Thursday, December 12, 2013
I wake up between 4:00 and 4:30 a.m. I make coffee. I light the Christmas Tree. And after my first sip of caffeinated salvation, I sit down with Thomas Pynchon's "Mason & Dixon." Generally a chapter a morning. Each one is roughly between five and 12 pages. I've just past the 300 page mark. Come evening, I grab for Kevin Barry's "Dark Lies the Island," as my brain isn't suited for Pynchon at the end of the day (the link is to The Millions interview with Kevin Barry, which is one of the great writer interviews you will ever read. We will discuss another time).
A friend recently professed his preference for Raymond Chandler over Pynchon. I understand. I dig them both, though I'm no expert. I've read Chandler's "The Big Sleep" and this is my first Pynchon. But the two certainly set about their business differently.
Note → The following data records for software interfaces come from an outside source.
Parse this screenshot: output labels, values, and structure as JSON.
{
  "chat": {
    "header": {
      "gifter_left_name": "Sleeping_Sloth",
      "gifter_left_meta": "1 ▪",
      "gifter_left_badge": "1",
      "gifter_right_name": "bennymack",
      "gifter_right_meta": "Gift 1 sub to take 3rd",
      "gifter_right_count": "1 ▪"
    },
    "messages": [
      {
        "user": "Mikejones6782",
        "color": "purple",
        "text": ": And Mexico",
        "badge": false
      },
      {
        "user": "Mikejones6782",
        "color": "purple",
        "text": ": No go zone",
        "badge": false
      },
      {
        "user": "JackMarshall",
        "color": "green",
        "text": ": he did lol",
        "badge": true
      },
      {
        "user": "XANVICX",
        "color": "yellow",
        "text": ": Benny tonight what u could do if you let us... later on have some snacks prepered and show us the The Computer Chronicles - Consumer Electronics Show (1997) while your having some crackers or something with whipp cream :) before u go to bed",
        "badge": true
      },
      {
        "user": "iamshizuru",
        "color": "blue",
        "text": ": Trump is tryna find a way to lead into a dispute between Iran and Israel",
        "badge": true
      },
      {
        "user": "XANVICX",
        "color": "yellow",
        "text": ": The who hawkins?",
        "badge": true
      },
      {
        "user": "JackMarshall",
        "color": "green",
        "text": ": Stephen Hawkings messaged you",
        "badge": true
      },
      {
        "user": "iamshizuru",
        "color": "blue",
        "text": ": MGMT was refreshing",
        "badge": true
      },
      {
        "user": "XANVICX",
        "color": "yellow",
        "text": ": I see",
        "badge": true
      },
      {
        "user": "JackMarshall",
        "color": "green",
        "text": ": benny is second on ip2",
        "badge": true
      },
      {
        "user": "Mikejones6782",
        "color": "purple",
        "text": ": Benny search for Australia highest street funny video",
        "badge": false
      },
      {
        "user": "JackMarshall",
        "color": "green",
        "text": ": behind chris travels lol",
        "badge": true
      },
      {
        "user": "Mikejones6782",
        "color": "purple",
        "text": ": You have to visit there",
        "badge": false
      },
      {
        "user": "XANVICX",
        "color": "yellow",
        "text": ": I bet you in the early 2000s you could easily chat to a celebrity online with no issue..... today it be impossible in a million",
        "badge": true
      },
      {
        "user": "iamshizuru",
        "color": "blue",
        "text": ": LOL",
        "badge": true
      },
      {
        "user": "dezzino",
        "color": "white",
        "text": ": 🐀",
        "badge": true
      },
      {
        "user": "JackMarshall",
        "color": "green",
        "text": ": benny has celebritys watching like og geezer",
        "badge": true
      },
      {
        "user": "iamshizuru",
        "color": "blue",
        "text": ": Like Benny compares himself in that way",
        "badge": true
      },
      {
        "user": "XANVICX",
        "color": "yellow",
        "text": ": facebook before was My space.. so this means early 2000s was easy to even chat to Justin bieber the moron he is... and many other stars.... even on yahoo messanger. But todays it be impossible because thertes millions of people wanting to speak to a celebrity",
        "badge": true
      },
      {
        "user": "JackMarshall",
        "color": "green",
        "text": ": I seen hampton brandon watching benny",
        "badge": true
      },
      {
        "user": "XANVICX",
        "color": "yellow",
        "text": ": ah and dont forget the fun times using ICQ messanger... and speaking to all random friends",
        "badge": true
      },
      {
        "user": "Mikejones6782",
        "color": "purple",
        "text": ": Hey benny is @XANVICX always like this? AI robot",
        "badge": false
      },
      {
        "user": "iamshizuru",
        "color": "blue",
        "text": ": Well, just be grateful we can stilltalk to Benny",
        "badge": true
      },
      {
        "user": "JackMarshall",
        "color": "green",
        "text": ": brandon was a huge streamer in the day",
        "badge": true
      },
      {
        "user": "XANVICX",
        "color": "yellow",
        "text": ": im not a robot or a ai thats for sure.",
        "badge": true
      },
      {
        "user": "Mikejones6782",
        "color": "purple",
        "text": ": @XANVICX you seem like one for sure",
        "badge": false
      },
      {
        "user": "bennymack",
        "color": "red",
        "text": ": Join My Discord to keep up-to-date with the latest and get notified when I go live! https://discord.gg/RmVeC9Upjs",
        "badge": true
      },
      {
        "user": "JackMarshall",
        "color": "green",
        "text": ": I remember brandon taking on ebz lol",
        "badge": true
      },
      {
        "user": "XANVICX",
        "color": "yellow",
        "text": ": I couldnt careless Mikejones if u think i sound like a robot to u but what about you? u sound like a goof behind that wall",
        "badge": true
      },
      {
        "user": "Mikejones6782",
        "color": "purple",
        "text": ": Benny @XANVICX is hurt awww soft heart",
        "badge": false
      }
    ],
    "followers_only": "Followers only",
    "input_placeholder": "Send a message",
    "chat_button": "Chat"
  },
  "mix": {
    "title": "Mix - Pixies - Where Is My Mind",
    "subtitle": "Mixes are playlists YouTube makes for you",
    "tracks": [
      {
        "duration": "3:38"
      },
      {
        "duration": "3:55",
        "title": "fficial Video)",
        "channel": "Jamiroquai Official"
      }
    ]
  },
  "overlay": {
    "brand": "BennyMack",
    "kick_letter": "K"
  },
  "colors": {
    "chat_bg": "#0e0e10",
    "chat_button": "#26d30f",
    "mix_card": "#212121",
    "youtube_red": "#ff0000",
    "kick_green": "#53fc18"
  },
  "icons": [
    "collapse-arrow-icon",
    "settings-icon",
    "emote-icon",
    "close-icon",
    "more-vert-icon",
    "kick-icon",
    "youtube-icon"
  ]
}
Reading Pynchon is going off road. You aren't following a paved road, a well-maintained trail, or even a backwoods singletrack. He's leading you through the wilderness, into Terra Incognita. That is likely part of the point with "Mason & Dixon," where the riff is man's drawing of boundaries, of trying to record, chart, make sense of the wider world, the stars, the universe. The book and my mind both wander. I like wandering.
Raymond Chandler is a man at home with a pipe. His plots and characters drive his stories. He elevated the detective story to literary status. I flew through "The Big Sleep." Chandler gives his readers a map. Or at least hints at a map. Reading Chandler is an adventure, albeit a different sort from reading Pynchon. That's not to say that Chandler is formulaic, he is brilliant. And I can't get enough his notion about technique vs. ideas, "The moment a man begins to talk about technique, that's proof that he is fresh out of ideas." His letters read like essays.
At present, I am wandering America in the 1700s with Pynchon, Mason and Dixon. I've got Chandler's "The Long Goodbye" on my list of next books to read. There is time in the mind for off road adventures and grand prix.